[Data records for software interfaces]
----------------------------------------
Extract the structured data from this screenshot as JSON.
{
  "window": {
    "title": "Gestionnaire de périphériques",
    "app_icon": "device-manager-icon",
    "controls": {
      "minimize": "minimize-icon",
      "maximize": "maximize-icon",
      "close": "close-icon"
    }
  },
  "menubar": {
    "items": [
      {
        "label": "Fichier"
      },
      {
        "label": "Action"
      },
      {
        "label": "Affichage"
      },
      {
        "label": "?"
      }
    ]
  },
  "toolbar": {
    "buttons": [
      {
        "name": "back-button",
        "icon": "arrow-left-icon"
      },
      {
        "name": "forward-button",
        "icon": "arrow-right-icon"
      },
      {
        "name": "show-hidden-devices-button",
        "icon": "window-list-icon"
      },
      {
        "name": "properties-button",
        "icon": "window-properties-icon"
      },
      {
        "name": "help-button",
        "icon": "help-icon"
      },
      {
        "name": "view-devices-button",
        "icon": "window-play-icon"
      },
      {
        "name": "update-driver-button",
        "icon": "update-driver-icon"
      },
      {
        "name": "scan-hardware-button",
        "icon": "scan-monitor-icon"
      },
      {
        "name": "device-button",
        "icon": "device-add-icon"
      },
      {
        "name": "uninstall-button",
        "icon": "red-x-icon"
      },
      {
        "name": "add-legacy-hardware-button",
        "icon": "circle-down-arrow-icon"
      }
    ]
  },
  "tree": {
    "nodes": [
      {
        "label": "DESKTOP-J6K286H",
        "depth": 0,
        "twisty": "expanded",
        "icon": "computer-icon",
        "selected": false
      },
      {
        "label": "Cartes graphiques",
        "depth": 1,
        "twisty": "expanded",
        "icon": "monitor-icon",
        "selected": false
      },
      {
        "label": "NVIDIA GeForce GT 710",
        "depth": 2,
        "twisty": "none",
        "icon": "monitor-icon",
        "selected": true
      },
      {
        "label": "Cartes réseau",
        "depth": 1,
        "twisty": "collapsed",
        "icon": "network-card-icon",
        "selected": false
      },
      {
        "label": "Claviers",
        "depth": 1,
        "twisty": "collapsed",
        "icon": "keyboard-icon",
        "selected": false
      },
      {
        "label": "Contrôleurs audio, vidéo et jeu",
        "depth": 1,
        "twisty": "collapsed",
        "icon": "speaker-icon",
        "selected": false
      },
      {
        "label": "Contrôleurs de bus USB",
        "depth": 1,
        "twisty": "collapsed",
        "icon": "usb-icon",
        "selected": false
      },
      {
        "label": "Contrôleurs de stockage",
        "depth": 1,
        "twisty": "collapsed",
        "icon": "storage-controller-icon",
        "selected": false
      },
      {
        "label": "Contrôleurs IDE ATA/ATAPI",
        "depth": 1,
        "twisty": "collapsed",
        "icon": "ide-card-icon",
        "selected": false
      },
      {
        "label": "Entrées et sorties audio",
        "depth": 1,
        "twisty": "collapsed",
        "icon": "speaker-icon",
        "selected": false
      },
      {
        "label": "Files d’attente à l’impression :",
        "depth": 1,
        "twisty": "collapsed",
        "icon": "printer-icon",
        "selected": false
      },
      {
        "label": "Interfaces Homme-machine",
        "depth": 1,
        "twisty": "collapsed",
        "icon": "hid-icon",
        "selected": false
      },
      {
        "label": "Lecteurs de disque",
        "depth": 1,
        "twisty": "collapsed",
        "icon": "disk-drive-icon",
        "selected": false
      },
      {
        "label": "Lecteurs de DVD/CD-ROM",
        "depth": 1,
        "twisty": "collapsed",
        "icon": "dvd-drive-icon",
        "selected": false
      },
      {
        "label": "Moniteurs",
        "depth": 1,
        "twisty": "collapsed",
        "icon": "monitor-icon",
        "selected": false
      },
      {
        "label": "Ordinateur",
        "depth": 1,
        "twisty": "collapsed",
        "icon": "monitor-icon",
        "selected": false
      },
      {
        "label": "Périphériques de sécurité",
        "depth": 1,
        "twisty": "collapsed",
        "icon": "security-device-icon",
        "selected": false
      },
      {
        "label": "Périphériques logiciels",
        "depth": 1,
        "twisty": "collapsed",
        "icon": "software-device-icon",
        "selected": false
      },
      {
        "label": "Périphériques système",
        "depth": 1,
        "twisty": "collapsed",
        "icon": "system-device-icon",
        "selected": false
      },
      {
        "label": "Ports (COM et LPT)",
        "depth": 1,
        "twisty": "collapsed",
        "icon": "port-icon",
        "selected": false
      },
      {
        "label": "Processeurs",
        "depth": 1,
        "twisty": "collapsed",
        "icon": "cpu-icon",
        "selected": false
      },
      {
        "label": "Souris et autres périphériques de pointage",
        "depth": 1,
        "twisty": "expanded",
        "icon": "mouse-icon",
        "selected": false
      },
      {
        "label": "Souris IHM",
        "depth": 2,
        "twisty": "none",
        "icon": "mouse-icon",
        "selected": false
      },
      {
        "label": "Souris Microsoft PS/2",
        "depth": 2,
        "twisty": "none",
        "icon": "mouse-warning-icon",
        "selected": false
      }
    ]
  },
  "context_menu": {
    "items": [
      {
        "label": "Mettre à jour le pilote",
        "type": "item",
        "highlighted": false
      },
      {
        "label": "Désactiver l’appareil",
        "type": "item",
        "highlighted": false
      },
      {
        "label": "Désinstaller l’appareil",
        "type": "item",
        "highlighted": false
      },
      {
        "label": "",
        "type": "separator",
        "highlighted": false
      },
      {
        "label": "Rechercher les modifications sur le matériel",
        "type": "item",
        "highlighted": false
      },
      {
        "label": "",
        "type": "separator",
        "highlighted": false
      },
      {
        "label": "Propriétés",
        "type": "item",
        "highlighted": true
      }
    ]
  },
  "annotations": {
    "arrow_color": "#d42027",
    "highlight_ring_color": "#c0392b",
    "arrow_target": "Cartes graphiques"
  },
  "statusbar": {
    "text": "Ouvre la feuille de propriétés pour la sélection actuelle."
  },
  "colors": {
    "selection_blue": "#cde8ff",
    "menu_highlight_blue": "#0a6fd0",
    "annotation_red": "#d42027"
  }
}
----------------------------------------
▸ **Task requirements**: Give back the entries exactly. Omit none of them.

▸ **Response for this exercise**:
Extract the structured data from this screenshot as JSON.
{
  "window": {
    "title": "Gestionnaire de périphériques",
    "app_icon": "device-manager-icon",
    "controls": {
      "minimize": "minimize-icon",
      "maximize": "maximize-icon",
      "close": "close-icon"
    }
  },
  "menubar": {
    "items": [
      {
        "label": "Fichier"
      },
      {
        "label": "Action"
      },
      {
        "label": "Affichage"
      },
      {
        "label": "?"
      }
    ]
  },
  "toolbar": {
    "buttons": [
      {
        "name": "back-button",
        "icon": "arrow-left-icon"
      },
      {
        "name": "forward-button",
        "icon": "arrow-right-icon"
      },
      {
        "name": "show-hidden-devices-button",
        "icon": "window-list-icon"
      },
      {
        "name": "properties-button",
        "icon": "window-properties-icon"
      },
      {
        "name": "help-button",
        "icon": "help-icon"
      },
      {
        "name": "view-devices-button",
        "icon": "window-play-icon"
      },
      {
        "name": "update-driver-button",
        "icon": "update-driver-icon"
      },
      {
        "name": "scan-hardware-button",
        "icon": "scan-monitor-icon"
      },
      {
        "name": "device-button",
        "icon": "device-add-icon"
      },
      {
        "name": "uninstall-button",
        "icon": "red-x-icon"
      },
      {
        "name": "add-legacy-hardware-button",
        "icon": "circle-down-arrow-icon"
      }
    ]
  },
  "tree": {
    "nodes": [
      {
        "label": "DESKTOP-J6K286H",
        "depth": 0,
        "twisty": "expanded",
        "icon": "computer-icon",
        "selected": false
      },
      {
        "label": "Cartes graphiques",
        "depth": 1,
        "twisty": "expanded",
        "icon": "monitor-icon",
        "selected": false
      },
      {
        "label": "NVIDIA GeForce GT 710",
        "depth": 2,
        "twisty": "none",
        "icon": "monitor-icon",
        "selected": true
      },
      {
        "label": "Cartes réseau",
        "depth": 1,
        "twisty": "collapsed",
        "icon": "network-card-icon",
        "selected": false
      },
      {
        "label": "Claviers",
        "depth": 1,
        "twisty": "collapsed",
        "icon": "keyboard-icon",
        "selected": false
      },
      {
        "label": "Contrôleurs audio, vidéo et jeu",
        "depth": 1,
        "twisty": "collapsed",
        "icon": "speaker-icon",
        "selected": false
      },
      {
        "label": "Contrôleurs de bus USB",
        "depth": 1,
        "twisty": "collapsed",
        "icon": "usb-icon",
        "selected": false
      },
      {
        "label": "Contrôleurs de stockage",
        "depth": 1,
        "twisty": "collapsed",
        "icon": "storage-controller-icon",
        "selected": false
      },
      {
        "label": "Contrôleurs IDE ATA/ATAPI",
        "depth": 1,
        "twisty": "collapsed",
        "icon": "ide-card-icon",
        "selected": false
      },
      {
        "label": "Entrées et sorties audio",
        "depth": 1,
        "twisty": "collapsed",
        "icon": "speaker-icon",
        "selected": false
      },
      {
        "label": "Files d’attente à l’impression :",
        "depth": 1,
        "twisty": "collapsed",
        "icon": "printer-icon",
        "selected": false
      },
      {
        "label": "Interfaces Homme-machine",
        "depth": 1,
        "twisty": "collapsed",
        "icon": "hid-icon",
        "selected": false
      },
      {
        "label": "Lecteurs de disque",
        "depth": 1,
        "twisty": "collapsed",
        "icon": "disk-drive-icon",
        "selected": false
      },
      {
        "label": "Lecteurs de DVD/CD-ROM",
        "depth": 1,
        "twisty": "collapsed",
        "icon": "dvd-drive-icon",
        "selected": false
      },
      {
        "label": "Moniteurs",
        "depth": 1,
        "twisty": "collapsed",
        "icon": "monitor-icon",
        "selected": false
      },
      {
        "label": "Ordinateur",
        "depth": 1,
        "twisty": "collapsed",
        "icon": "monitor-icon",
        "selected": false
      },
      {
        "label": "Périphériques de sécurité",
        "depth": 1,
        "twisty": "collapsed",
        "icon": "security-device-icon",
        "selected": false
      },
      {
        "label": "Périphériques logiciels",
        "depth": 1,
        "twisty": "collapsed",
        "icon": "software-device-icon",
        "selected": false
      },
      {
        "label": "Périphériques système",
        "depth": 1,
        "twisty": "collapsed",
        "icon": "system-device-icon",
        "selected": false
      },
      {
        "label": "Ports (COM et LPT)",
        "depth": 1,
        "twisty": "collapsed",
        "icon": "port-icon",
        "selected": false
      },
      {
        "label": "Processeurs",
        "depth": 1,
        "twisty": "collapsed",
        "icon": "cpu-icon",
        "selected": false
      },
      {
        "label": "Souris et autres périphériques de pointage",
        "depth": 1,
        "twisty": "expanded",
        "icon": "mouse-icon",
        "selected": false
      },
      {
        "label": "Souris IHM",
        "depth": 2,
        "twisty": "none",
        "icon": "mouse-icon",
        "selected": false
      },
      {
        "label": "Souris Microsoft PS/2",
        "depth": 2,
        "twisty": "none",
        "icon": "mouse-warning-icon",
        "selected": false
      }
    ]
  },
  "context_menu": {
    "items": [
      {
        "label": "Mettre à jour le pilote",
        "type": "item",
        "highlighted": false
      },
      {
        "label": "Désactiver l’appareil",
        "type": "item",
        "highlighted": false
      },
      {
        "label": "Désinstaller l’appareil",
        "type": "item",
        "highlighted": false
      },
      {
        "label": "",
        "type": "separator",
        "highlighted": false
      },
      {
        "label": "Rechercher les modifications sur le matériel",
        "type": "item",
        "highlighted": false
      },
      {
        "label": "",
        "type": "separator",
        "highlighted": false
      },
      {
        "label": "Propriétés",
        "type": "item",
        "highlighted": true
      }
    ]
  },
  "annotations": {
    "arrow_color": "#d42027",
    "highlight_ring_color": "#c0392b",
    "arrow_target": "Cartes graphiques"
  },
  "statusbar": {
    "text": "Ouvre la feuille de propriétés pour la sélection actuelle."
  },
  "colors": {
    "selection_blue": "#cde8ff",
    "menu_highlight_blue": "#0a6fd0",
    "annotation_red": "#d42027"
  }
}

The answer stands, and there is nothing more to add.